» PROBLEM DESCRIPTION
Count the lines below containing "území"; state the number only.

Interface dataset entries:
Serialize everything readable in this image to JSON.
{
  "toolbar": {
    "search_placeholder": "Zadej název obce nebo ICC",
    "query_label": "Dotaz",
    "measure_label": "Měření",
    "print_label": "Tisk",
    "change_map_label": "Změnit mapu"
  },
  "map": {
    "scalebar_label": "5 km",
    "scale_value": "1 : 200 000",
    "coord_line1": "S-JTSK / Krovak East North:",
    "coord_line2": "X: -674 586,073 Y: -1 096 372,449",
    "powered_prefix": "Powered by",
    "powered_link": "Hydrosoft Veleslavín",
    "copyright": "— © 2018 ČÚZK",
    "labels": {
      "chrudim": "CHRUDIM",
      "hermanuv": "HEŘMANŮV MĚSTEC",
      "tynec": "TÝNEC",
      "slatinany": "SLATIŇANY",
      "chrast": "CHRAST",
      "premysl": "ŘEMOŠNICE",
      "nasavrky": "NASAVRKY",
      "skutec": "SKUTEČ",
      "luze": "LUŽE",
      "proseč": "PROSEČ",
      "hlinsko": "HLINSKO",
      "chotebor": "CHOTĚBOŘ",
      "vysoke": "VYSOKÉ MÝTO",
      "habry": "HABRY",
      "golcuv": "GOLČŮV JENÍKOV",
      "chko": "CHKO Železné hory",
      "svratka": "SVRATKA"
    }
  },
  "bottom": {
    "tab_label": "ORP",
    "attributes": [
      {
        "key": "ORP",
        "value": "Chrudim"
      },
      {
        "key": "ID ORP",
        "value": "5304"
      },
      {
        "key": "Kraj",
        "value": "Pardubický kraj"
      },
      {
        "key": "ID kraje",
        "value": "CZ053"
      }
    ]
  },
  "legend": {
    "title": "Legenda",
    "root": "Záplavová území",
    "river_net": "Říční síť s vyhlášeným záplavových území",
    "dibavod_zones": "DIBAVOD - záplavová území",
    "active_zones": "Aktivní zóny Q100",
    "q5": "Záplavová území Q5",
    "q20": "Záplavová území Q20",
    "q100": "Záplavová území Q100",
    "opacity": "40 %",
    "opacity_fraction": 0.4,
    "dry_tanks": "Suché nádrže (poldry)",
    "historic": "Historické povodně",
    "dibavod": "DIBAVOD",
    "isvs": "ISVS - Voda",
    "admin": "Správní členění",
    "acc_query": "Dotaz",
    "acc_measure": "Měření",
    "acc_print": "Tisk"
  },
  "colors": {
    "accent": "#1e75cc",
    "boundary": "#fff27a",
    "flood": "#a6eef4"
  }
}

» YOUR SOLUTION
6